“Anything is possibleeeeeeeeeeeeeeeeee!” Kevin Garnett was already one of my favorite basketball players long before he came to Boston and helped the Celtics to win the 2008 championship, but his famous post-victory line made me cringe. No, Kevin, while I understand you were excited and trying to inspire, empower, and motivate, let’s be real: Anything is not possible.
The message board outside Needham’s Mitchell Elementary School triggered a similar reaction when I passed by it earlier this month. “WHETHER U BELIEVE U CAN OR CAN’T YOU’RE ABSOLUTELY RIGHT!” What are we teaching the children in this town, I questioned, and I am not even referencing the problematic grammar that seems to acquiesce to the texting generation.
As someone who was raised on The Little Engine That Could, I can appreciate the power of motivational messages that encourage children to believe in themselves, show courage, and put forth their best efforts. After all, sometimes we sell ourselves short and assume something is out of our reach, when really we could have grasped it if only we took a chance and tried.
However, the little engine’s famous mantra is “I think I can,” not “I know I can,” and the difference of just a single word reflects a broad and important truth: While we can control our behaviors to an extent, outcomes depend on more than just our actions and are often subject to factors that are out of our hands.
Competitive runners learn that time is more in their control than placement, as the latter depends on who else is racing. For example, I may go into a race fully believing in my heart that I can finish in the top ten, but if the Kenyan national team shows up to run, all the self-belief in the world is not going to overcome my competition’s skill. Even finishing time, which is more in one’s control than placement, is still subject to exterior forces, such as weather, that can slow down the entire field.
Life experience has taught me that someone using the language of certainty, such as the verb “will,” when discussing outcomes that are only somewhat in their control is a red flag that the person has lost some touch with reality. One of my first jobs as a dietitian was at a startup medical clinic that boasted that they would expand to 50 locations across the country and build a headquarters complete with a farm and even their own medical school. The leaders disapproved of and took exception to pragmatic questions about the feasibility of their stated goals and used language of certainty when discussing the company’s future. A few years after I left the company, they went out of business completely, having expanded to a total of two locations.
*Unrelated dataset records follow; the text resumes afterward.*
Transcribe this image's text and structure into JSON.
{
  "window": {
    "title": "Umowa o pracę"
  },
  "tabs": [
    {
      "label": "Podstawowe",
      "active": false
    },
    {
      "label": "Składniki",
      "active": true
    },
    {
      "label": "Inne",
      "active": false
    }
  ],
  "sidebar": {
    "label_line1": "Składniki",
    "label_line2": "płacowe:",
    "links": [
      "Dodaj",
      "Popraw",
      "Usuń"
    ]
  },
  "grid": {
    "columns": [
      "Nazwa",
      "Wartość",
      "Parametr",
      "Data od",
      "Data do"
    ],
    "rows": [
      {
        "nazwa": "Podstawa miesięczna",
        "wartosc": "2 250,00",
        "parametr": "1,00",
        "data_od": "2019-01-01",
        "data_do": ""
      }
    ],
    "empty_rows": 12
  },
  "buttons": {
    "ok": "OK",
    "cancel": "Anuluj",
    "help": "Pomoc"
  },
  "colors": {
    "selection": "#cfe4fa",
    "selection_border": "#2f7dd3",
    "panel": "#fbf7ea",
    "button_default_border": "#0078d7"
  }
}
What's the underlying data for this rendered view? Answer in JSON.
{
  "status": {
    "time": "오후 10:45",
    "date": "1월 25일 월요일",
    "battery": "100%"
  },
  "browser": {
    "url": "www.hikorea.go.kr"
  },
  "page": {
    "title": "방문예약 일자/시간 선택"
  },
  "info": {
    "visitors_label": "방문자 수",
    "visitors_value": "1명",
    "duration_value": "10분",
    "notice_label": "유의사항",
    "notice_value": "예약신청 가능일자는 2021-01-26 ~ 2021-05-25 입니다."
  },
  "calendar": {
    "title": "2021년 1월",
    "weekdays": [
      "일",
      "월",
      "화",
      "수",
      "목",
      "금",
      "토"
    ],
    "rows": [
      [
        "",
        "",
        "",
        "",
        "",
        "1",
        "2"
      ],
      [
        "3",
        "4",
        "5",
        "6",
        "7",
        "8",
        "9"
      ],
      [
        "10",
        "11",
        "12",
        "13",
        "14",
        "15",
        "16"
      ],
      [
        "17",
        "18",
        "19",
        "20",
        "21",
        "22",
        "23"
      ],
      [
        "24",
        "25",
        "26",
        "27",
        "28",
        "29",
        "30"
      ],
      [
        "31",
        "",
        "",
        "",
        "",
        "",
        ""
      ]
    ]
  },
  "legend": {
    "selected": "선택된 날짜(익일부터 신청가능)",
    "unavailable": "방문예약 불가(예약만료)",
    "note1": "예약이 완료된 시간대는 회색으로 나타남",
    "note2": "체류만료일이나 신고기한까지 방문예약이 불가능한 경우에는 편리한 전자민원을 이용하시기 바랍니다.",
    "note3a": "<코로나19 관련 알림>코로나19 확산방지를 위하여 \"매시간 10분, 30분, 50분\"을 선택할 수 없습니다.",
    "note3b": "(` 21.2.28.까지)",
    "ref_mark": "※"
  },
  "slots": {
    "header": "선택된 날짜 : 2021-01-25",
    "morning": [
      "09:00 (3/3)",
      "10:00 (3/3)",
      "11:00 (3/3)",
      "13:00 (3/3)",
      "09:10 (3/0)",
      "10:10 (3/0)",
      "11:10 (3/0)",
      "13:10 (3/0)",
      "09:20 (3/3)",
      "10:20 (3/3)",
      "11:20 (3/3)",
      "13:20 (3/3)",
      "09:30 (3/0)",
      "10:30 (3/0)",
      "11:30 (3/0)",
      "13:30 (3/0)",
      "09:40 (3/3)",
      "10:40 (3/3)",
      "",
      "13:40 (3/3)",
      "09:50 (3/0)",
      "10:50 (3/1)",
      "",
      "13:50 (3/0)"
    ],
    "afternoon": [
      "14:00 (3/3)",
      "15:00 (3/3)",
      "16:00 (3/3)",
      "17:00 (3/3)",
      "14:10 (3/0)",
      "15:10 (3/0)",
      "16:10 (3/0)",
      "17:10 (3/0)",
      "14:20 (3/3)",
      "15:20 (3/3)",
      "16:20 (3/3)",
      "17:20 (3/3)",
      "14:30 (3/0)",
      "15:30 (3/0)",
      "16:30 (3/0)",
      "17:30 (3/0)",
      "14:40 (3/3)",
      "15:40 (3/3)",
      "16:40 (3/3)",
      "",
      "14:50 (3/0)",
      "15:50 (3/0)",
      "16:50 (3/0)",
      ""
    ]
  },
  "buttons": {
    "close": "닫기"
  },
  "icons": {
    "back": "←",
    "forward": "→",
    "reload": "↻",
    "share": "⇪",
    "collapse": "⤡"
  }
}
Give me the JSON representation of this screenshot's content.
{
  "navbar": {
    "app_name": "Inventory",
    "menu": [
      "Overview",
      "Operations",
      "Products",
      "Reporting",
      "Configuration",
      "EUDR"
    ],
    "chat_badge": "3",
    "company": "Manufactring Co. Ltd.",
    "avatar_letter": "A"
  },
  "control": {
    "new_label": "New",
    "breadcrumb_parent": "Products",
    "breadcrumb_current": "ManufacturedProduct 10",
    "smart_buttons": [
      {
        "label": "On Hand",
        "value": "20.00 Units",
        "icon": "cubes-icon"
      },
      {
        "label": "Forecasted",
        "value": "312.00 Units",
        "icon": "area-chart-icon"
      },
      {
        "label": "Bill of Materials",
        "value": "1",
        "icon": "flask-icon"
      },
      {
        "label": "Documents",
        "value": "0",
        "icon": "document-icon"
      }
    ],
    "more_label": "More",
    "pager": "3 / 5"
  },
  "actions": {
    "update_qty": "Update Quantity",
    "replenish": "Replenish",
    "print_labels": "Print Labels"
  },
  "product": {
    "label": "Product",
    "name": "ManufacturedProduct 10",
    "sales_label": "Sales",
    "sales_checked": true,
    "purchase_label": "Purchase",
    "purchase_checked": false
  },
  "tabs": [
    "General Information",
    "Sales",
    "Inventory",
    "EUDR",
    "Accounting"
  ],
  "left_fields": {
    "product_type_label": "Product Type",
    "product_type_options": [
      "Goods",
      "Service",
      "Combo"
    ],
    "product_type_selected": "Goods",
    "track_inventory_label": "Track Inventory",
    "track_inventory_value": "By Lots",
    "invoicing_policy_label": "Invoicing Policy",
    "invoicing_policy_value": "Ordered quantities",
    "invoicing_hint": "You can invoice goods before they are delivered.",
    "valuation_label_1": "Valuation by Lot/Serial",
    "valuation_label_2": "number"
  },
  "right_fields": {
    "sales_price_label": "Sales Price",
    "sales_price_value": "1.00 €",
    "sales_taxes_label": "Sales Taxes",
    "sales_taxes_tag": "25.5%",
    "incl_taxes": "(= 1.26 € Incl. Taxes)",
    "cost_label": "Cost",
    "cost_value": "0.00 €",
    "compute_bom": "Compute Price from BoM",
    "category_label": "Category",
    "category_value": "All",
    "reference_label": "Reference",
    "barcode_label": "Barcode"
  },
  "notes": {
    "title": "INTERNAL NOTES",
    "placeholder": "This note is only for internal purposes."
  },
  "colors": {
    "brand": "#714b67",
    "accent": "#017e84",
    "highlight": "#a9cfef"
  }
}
My gripe with the quote outside Mitchell School is not technical, unlike the guy who used logic and mathematics to pick apart the semantics of Wayne Gretzky’s famous quote; nor is it theoretical, as if I were overly worried about a potential impact that may never come to fruition.
Rather, my concerns are based on real experiences I have had with my patients, including children, who cite these sorts of motivational quotes as justification for putting themselves in harm’s way. This most commonly occurs in the context of a desire to lose weight, as some children have told me that they believe they can lose weight and keep it off if only they try hard enough.
While I admire their self-confidence, which will likely serve them well in so many other areas of life, weight regulation is the wrong place to assume that belief in oneself and hard work is enough to get the job done. The truth is that while numerous methods of inducing short-term weight loss exist, nobody has demonstrated an ability to produce long-term weight loss in more than a small fraction of the people who attempt to achieve it.
Some research has found “almost complete relapse” after three to five years, other data are more specific and suggest 90% to 95% of dieters regain all or most of the weight within five years, while other research has found that between one third and two thirds of people end up heavier than they were at baseline. Research in adolescents has found that dieters were three times more likely than non-dieters to become “overweight,” regardless of baseline weight.
To suggest that the people who regain weight simply did not believe in themselves ignores the reality that behaviors play only a small part in weight regulation while factors out of our hands, such as genetics and our gut microbial population, are largely responsible. As an example, consider folks with atypical anorexia nervosa who can implement life-threatening levels of restriction without experiencing weight loss.
Unfortunately, striving for weight loss is not a benign pursuit in which the worst-case scenario means that one simply returns to where they started. Research has shown that weight cycling – repeatedly losing and regaining weight – is associated with numerous health problems, including a higher overall death rate and an increased risk of dying from heart disease, regardless of one’s baseline weight.
Teaching self-confidence is important, but I think we can do better than overly simplistic messages that children can – and will – take literally to their own detriment.